[Exercise data]
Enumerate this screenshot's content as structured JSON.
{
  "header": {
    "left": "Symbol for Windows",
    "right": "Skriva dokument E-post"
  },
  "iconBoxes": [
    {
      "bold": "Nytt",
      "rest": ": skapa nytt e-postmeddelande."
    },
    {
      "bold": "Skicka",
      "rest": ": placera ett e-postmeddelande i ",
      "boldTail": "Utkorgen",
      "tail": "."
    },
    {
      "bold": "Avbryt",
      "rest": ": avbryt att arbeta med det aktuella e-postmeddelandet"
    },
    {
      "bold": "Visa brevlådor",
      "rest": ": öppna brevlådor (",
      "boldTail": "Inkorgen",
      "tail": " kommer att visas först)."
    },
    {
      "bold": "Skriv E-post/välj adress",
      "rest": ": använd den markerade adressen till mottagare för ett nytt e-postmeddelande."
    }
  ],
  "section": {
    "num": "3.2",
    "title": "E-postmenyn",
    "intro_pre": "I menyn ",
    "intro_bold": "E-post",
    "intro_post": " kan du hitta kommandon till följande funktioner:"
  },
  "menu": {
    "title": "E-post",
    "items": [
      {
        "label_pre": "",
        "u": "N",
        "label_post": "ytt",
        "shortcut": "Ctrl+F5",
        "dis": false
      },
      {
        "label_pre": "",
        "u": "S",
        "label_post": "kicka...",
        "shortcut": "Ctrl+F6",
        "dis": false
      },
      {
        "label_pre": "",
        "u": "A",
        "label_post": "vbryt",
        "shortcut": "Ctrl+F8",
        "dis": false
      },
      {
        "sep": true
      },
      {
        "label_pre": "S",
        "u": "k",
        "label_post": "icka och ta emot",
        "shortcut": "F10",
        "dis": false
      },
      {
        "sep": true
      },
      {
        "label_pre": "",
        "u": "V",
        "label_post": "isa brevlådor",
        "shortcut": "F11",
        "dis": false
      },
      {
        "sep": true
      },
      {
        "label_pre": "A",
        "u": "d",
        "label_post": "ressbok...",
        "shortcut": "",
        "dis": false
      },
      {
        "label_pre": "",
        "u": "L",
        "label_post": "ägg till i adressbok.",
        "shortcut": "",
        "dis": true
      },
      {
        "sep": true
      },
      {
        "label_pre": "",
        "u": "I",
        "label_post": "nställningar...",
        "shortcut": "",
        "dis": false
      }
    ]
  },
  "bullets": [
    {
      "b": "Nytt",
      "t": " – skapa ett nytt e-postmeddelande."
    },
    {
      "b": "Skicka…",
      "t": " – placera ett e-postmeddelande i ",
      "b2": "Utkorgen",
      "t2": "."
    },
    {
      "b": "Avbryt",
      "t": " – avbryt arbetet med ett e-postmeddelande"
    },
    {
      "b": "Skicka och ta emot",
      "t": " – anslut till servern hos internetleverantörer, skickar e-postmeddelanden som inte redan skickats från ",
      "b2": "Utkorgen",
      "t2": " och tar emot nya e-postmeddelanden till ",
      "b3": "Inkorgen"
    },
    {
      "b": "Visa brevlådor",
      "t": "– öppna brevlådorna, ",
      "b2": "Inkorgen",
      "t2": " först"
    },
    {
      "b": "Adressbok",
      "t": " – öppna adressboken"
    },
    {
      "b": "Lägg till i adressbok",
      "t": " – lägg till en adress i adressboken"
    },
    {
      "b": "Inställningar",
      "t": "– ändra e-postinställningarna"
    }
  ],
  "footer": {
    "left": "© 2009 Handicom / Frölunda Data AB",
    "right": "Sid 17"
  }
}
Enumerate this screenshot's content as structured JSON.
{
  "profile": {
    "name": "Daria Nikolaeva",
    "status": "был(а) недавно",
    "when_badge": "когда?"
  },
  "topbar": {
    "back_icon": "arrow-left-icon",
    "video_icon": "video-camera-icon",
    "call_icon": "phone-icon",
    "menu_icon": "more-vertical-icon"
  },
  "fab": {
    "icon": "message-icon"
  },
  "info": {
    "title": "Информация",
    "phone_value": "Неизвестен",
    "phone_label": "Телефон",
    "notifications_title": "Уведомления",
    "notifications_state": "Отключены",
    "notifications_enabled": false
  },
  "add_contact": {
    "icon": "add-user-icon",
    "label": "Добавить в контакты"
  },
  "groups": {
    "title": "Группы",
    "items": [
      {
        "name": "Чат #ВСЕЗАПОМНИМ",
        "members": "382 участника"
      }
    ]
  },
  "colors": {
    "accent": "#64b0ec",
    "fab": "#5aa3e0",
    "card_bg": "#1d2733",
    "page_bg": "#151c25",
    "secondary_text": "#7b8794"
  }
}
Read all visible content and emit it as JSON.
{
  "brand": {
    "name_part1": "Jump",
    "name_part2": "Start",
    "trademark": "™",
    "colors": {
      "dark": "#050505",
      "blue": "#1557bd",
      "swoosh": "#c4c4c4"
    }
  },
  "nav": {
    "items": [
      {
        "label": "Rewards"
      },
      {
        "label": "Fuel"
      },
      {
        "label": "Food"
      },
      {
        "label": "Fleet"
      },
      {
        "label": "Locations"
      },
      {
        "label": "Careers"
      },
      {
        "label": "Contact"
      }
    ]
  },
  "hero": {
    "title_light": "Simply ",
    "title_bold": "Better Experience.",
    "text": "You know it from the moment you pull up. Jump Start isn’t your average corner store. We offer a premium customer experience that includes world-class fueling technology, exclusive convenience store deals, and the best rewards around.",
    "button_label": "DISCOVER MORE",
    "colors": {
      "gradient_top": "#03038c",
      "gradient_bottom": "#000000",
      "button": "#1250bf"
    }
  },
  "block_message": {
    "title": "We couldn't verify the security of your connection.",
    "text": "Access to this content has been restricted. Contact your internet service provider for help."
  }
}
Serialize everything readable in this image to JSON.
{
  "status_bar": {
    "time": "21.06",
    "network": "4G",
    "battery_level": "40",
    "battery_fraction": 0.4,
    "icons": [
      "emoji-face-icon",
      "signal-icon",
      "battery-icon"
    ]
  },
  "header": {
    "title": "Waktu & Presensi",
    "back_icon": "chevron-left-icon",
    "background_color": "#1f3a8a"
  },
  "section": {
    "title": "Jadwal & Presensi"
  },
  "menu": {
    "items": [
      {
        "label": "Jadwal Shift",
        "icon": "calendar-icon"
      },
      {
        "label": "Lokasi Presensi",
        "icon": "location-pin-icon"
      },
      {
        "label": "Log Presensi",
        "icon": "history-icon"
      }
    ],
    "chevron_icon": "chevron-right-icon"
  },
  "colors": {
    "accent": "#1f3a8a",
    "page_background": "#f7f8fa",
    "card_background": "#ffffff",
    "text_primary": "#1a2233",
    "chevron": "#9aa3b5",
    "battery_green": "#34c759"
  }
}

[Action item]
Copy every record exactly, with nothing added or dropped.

[Output for this task]
Enumerate this screenshot's content as structured JSON.
{
  "header": {
    "left": "Symbol for Windows",
    "right": "Skriva dokument E-post"
  },
  "iconBoxes": [
    {
      "bold": "Nytt",
      "rest": ": skapa nytt e-postmeddelande."
    },
    {
      "bold": "Skicka",
      "rest": ": placera ett e-postmeddelande i ",
      "boldTail": "Utkorgen",
      "tail": "."
    },
    {
      "bold": "Avbryt",
      "rest": ": avbryt att arbeta med det aktuella e-postmeddelandet"
    },
    {
      "bold": "Visa brevlådor",
      "rest": ": öppna brevlådor (",
      "boldTail": "Inkorgen",
      "tail": " kommer att visas först)."
    },
    {
      "bold": "Skriv E-post/välj adress",
      "rest": ": använd den markerade adressen till mottagare för ett nytt e-postmeddelande."
    }
  ],
  "section": {
    "num": "3.2",
    "title": "E-postmenyn",
    "intro_pre": "I menyn ",
    "intro_bold": "E-post",
    "intro_post": " kan du hitta kommandon till följande funktioner:"
  },
  "menu": {
    "title": "E-post",
    "items": [
      {
        "label_pre": "",
        "u": "N",
        "label_post": "ytt",
        "shortcut": "Ctrl+F5",
        "dis": false
      },
      {
        "label_pre": "",
        "u": "S",
        "label_post": "kicka...",
        "shortcut": "Ctrl+F6",
        "dis": false
      },
      {
        "label_pre": "",
        "u": "A",
        "label_post": "vbryt",
        "shortcut": "Ctrl+F8",
        "dis": false
      },
      {
        "sep": true
      },
      {
        "label_pre": "S",
        "u": "k",
        "label_post": "icka och ta emot",
        "shortcut": "F10",
        "dis": false
      },
      {
        "sep": true
      },
      {
        "label_pre": "",
        "u": "V",
        "label_post": "isa brevlådor",
        "shortcut": "F11",
        "dis": false
      },
      {
        "sep": true
      },
      {
        "label_pre": "A",
        "u": "d",
        "label_post": "ressbok...",
        "shortcut": "",
        "dis": false
      },
      {
        "label_pre": "",
        "u": "L",
        "label_post": "ägg till i adressbok.",
        "shortcut": "",
        "dis": true
      },
      {
        "sep": true
      },
      {
        "label_pre": "",
        "u": "I",
        "label_post": "nställningar...",
        "shortcut": "",
        "dis": false
      }
    ]
  },
  "bullets": [
    {
      "b": "Nytt",
      "t": " – skapa ett nytt e-postmeddelande."
    },
    {
      "b": "Skicka…",
      "t": " – placera ett e-postmeddelande i ",
      "b2": "Utkorgen",
      "t2": "."
    },
    {
      "b": "Avbryt",
      "t": " – avbryt arbetet med ett e-postmeddelande"
    },
    {
      "b": "Skicka och ta emot",
      "t": " – anslut till servern hos internetleverantörer, skickar e-postmeddelanden som inte redan skickats från ",
      "b2": "Utkorgen",
      "t2": " och tar emot nya e-postmeddelanden till ",
      "b3": "Inkorgen"
    },
    {
      "b": "Visa brevlådor",
      "t": "– öppna brevlådorna, ",
      "b2": "Inkorgen",
      "t2": " först"
    },
    {
      "b": "Adressbok",
      "t": " – öppna adressboken"
    },
    {
      "b": "Lägg till i adressbok",
      "t": " – lägg till en adress i adressboken"
    },
    {
      "b": "Inställningar",
      "t": "– ändra e-postinställningarna"
    }
  ],
  "footer": {
    "left": "© 2009 Handicom / Frölunda Data AB",
    "right": "Sid 17"
  }
}
Enumerate this screenshot's content as structured JSON.
{
  "profile": {
    "name": "Daria Nikolaeva",
    "status": "был(а) недавно",
    "when_badge": "когда?"
  },
  "topbar": {
    "back_icon": "arrow-left-icon",
    "video_icon": "video-camera-icon",
    "call_icon": "phone-icon",
    "menu_icon": "more-vertical-icon"
  },
  "fab": {
    "icon": "message-icon"
  },
  "info": {
    "title": "Информация",
    "phone_value": "Неизвестен",
    "phone_label": "Телефон",
    "notifications_title": "Уведомления",
    "notifications_state": "Отключены",
    "notifications_enabled": false
  },
  "add_contact": {
    "icon": "add-user-icon",
    "label": "Добавить в контакты"
  },
  "groups": {
    "title": "Группы",
    "items": [
      {
        "name": "Чат #ВСЕЗАПОМНИМ",
        "members": "382 участника"
      }
    ]
  },
  "colors": {
    "accent": "#64b0ec",
    "fab": "#5aa3e0",
    "card_bg": "#1d2733",
    "page_bg": "#151c25",
    "secondary_text": "#7b8794"
  }
}
Read all visible content and emit it as JSON.
{
  "brand": {
    "name_part1": "Jump",
    "name_part2": "Start",
    "trademark": "™",
    "colors": {
      "dark": "#050505",
      "blue": "#1557bd",
      "swoosh": "#c4c4c4"
    }
  },
  "nav": {
    "items": [
      {
        "label": "Rewards"
      },
      {
        "label": "Fuel"
      },
      {
        "label": "Food"
      },
      {
        "label": "Fleet"
      },
      {
        "label": "Locations"
      },
      {
        "label": "Careers"
      },
      {
        "label": "Contact"
      }
    ]
  },
  "hero": {
    "title_light": "Simply ",
    "title_bold": "Better Experience.",
    "text": "You know it from the moment you pull up. Jump Start isn’t your average corner store. We offer a premium customer experience that includes world-class fueling technology, exclusive convenience store deals, and the best rewards around.",
    "button_label": "DISCOVER MORE",
    "colors": {
      "gradient_top": "#03038c",
      "gradient_bottom": "#000000",
      "button": "#1250bf"
    }
  },
  "block_message": {
    "title": "We couldn't verify the security of your connection.",
    "text": "Access to this content has been restricted. Contact your internet service provider for help."
  }
}
Serialize everything readable in this image to JSON.
{
  "status_bar": {
    "time": "21.06",
    "network": "4G",
    "battery_level": "40",
    "battery_fraction": 0.4,
    "icons": [
      "emoji-face-icon",
      "signal-icon",
      "battery-icon"
    ]
  },
  "header": {
    "title": "Waktu & Presensi",
    "back_icon": "chevron-left-icon",
    "background_color": "#1f3a8a"
  },
  "section": {
    "title": "Jadwal & Presensi"
  },
  "menu": {
    "items": [
      {
        "label": "Jadwal Shift",
        "icon": "calendar-icon"
      },
      {
        "label": "Lokasi Presensi",
        "icon": "location-pin-icon"
      },
      {
        "label": "Log Presensi",
        "icon": "history-icon"
      }
    ],
    "chevron_icon": "chevron-right-icon"
  },
  "colors": {
    "accent": "#1f3a8a",
    "page_background": "#f7f8fa",
    "card_background": "#ffffff",
    "text_primary": "#1a2233",
    "chevron": "#9aa3b5",
    "battery_green": "#34c759"
  }
}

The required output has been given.